North West - South African police cannot be trusted, Pretoria's Anglican bishop Johannes Seoka told the Farlam Commission on Wednesday.
“If this is the evidence of police, I can tell you, having been a priest for 40 years, police in this country can never be trusted,” he said.
The families of the 34 miners killed in a police shooting near Lonmin's platinum mine in Marikana on August 16 vocalised their agreement.
Seoka had been asked to match his version of a visit to the mine on August 16 with the timeline of events presented by the police.
Schalk Burger, for Lonmin, asked Seoka how much he knew of the events and circumstances surrounding the strike before he visited the area.
Showing photographic evidence, Burger asked whether Seoka knew about the 10 people killed in strike-related violence the week before the shooting, and whether he was familiar with the “brutal” nature of the killings.
Seoka had earlier criticised Lonmin management for failing to agree to meet with protesters under his mediation hours before the shooting.
“Why do you think mine management were not willing to go to the koppie (hill)?” Burger asked.
Seoka earlier indicated that Lonmin's human capital vice president Barnard Mokwena told him management would not meet workers until they had disarmed, elected a delegation of representatives and agreed to disperse.
Burger said he would argue that it was reasonable of management not to want to engage workers on the hill.
“It is evident that, by that time, the koppie had been secured by the SA Police Service for some time.

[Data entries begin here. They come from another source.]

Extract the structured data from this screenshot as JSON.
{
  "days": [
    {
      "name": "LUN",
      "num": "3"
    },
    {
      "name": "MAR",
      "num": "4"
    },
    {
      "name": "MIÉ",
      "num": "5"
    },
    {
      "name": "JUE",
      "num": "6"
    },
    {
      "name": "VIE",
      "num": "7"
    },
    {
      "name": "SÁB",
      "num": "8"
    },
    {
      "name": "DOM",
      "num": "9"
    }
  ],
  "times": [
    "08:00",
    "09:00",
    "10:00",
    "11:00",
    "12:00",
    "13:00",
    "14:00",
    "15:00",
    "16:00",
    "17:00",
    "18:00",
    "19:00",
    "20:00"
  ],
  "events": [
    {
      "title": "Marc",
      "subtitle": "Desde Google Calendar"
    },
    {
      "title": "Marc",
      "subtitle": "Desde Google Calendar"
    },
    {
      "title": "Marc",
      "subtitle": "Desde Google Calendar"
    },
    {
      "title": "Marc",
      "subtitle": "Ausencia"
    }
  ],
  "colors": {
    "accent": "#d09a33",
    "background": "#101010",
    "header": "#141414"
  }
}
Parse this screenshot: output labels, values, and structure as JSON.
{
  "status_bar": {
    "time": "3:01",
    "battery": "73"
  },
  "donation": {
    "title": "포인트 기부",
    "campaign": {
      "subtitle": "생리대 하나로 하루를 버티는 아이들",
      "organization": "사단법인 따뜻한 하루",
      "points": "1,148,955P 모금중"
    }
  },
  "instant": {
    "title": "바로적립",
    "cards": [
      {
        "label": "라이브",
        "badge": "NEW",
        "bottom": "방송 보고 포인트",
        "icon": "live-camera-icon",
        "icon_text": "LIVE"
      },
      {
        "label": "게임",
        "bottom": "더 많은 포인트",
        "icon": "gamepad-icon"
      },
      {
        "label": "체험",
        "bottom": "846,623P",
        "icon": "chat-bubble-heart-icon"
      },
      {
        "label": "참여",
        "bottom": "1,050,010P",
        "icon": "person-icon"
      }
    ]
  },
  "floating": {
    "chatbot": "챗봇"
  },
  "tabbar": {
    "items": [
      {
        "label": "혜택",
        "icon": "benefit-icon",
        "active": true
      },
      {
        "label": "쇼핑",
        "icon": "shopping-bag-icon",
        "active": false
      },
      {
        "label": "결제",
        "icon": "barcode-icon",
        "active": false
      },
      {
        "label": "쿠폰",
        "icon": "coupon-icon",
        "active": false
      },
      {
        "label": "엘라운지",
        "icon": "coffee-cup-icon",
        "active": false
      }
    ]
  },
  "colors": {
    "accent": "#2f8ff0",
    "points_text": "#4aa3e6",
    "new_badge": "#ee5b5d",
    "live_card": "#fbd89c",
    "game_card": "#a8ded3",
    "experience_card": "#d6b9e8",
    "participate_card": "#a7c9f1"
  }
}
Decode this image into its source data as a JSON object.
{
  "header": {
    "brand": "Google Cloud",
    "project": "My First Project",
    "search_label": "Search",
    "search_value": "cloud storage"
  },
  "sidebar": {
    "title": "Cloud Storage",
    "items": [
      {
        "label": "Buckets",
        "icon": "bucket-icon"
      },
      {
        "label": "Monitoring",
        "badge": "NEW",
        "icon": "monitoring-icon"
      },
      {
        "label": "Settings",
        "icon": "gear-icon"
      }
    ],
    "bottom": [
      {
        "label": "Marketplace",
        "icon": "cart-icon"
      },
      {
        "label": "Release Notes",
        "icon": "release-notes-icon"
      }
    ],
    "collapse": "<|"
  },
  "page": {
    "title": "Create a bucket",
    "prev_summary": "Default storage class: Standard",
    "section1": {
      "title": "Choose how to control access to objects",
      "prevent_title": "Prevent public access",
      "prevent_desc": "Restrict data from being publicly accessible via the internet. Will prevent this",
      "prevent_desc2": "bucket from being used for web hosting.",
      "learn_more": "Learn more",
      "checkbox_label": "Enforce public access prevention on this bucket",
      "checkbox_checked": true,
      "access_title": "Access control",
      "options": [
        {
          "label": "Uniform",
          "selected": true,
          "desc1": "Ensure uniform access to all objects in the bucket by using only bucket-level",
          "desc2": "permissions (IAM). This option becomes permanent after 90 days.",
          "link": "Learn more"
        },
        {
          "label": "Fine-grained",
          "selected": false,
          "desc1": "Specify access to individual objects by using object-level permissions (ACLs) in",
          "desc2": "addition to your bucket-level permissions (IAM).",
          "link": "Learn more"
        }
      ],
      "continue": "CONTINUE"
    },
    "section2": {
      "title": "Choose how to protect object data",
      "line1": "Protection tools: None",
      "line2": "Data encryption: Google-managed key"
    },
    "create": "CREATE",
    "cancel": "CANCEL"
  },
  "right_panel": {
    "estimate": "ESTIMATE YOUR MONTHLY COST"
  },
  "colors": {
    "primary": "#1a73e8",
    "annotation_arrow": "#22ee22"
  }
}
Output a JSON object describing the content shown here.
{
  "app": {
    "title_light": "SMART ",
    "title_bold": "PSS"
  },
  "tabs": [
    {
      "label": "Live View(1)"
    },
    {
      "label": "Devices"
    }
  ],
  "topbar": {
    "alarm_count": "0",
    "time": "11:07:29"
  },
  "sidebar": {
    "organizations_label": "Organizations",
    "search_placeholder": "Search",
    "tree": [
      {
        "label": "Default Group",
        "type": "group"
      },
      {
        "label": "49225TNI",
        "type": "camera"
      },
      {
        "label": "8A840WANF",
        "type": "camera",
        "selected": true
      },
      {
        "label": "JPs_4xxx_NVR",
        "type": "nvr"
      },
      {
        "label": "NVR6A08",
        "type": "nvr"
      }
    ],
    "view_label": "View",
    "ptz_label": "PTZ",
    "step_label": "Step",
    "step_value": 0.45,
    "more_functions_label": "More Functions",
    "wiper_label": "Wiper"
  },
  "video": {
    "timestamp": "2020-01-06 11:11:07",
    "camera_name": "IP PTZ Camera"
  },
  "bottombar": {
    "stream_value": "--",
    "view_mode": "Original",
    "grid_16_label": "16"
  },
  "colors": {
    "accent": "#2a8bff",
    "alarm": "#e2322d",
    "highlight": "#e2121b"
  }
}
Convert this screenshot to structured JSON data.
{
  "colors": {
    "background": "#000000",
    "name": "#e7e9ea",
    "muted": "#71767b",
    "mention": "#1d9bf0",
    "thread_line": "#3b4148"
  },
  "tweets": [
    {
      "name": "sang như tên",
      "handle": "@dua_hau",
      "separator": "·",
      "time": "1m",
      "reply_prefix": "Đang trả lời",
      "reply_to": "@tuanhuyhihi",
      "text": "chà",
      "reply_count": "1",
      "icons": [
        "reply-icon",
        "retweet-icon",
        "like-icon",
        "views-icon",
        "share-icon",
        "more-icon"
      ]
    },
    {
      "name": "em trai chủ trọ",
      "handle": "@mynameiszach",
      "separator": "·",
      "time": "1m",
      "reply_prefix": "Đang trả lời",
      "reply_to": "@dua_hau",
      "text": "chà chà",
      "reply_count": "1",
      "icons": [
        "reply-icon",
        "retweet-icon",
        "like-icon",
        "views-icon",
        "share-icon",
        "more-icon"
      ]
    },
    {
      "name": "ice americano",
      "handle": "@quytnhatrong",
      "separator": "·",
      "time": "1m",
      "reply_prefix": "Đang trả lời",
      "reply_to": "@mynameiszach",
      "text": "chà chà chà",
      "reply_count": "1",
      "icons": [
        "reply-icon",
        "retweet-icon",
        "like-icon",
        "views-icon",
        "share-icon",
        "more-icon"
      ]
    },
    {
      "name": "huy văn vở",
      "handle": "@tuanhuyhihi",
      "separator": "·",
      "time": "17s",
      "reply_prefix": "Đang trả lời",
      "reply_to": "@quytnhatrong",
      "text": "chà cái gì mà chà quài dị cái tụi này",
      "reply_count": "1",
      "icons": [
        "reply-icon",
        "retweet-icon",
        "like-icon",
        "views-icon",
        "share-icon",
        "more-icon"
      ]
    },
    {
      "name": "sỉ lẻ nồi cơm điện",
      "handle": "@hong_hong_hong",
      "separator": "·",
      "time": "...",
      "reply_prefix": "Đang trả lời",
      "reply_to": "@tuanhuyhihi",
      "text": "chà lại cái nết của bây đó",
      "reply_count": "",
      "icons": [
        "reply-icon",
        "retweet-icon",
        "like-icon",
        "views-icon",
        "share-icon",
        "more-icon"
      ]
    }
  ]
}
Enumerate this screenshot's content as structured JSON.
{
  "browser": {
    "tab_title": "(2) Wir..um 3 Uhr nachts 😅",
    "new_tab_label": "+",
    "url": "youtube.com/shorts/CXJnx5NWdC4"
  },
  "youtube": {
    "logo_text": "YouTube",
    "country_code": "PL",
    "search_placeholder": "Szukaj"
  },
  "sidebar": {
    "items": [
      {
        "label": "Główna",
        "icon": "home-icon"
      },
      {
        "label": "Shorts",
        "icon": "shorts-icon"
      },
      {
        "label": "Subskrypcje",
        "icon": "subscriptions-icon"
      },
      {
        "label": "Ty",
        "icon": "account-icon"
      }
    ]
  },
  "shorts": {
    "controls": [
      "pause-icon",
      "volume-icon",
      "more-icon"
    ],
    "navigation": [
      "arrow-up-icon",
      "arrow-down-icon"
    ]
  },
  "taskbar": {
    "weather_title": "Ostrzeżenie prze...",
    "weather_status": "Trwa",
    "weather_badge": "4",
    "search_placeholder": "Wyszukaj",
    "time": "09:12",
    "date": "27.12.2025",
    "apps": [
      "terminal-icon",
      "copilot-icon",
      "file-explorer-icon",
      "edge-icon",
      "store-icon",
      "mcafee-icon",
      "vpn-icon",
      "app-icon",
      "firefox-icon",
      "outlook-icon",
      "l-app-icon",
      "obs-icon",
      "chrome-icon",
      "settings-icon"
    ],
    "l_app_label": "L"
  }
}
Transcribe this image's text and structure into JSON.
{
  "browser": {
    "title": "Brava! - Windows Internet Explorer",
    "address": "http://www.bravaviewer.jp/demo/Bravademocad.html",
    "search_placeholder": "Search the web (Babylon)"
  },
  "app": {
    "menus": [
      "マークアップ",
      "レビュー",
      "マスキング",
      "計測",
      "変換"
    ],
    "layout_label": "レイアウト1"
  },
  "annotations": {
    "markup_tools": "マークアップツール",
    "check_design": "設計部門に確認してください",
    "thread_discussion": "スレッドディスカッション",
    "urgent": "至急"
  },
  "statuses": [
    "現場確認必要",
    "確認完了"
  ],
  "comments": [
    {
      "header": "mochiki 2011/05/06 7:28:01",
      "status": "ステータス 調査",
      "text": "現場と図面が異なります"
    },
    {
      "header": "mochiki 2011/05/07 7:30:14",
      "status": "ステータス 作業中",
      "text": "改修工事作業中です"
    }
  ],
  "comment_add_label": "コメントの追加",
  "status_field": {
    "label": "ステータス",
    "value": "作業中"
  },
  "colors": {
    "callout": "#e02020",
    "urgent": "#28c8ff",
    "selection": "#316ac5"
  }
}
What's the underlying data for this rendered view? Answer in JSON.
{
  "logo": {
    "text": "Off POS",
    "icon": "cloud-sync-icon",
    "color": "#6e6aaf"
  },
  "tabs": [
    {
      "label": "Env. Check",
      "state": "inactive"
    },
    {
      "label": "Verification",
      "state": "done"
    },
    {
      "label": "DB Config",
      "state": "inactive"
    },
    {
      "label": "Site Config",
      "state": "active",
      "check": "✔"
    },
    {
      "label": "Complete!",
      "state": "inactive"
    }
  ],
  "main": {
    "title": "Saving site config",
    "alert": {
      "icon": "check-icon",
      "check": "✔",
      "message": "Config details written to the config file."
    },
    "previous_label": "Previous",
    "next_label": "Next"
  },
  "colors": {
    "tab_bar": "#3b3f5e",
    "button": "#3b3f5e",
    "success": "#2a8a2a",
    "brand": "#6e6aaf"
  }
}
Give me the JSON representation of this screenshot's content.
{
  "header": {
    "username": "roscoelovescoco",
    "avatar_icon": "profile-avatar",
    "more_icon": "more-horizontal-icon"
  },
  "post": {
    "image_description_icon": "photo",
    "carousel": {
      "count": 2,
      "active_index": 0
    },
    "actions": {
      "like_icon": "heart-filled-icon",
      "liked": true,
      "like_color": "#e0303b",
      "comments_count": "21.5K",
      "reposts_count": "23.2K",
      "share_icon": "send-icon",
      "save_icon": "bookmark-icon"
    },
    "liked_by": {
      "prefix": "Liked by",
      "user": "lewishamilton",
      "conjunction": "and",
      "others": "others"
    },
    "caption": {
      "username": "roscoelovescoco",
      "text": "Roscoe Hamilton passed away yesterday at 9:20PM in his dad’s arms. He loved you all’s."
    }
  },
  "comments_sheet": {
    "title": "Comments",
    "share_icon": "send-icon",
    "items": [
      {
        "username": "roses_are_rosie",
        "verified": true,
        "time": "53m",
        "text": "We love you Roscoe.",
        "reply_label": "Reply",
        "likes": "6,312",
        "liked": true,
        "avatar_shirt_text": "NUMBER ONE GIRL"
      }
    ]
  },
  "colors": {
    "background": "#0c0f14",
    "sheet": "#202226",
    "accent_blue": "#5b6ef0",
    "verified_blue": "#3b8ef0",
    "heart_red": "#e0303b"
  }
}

I don't understand why you blame Lonmin (for not breaching the police cordons to visit the hill).”
Earlier, Seoka said the miners had not expected that rituals performed prior to the shooting would protect them from police bullets.
“ (Claims about) the use of muti to protect workers against bullets... that's nonsense,” he said.
“You are making black people (out) to be stupid. They are not stupid.”
In a police presentation on Wednesday morning, Lt-Col Duncan Scott showed video footage of, what he termed “perceived rituals” performed by the protesters.
Seoka also described being haunted by a telephone call he received from a protester during the August 16 shooting.
“The phone rang and a voice on the other side, in Xhosa, said:
'Bishop, where are you? We are being killed',” Seoka said.
He said he could hear gunshots and screams before the call was cut off.
“(The call) was sufficient to keep me awake for several nights.”
The hearings continue on Thursday. - Sapa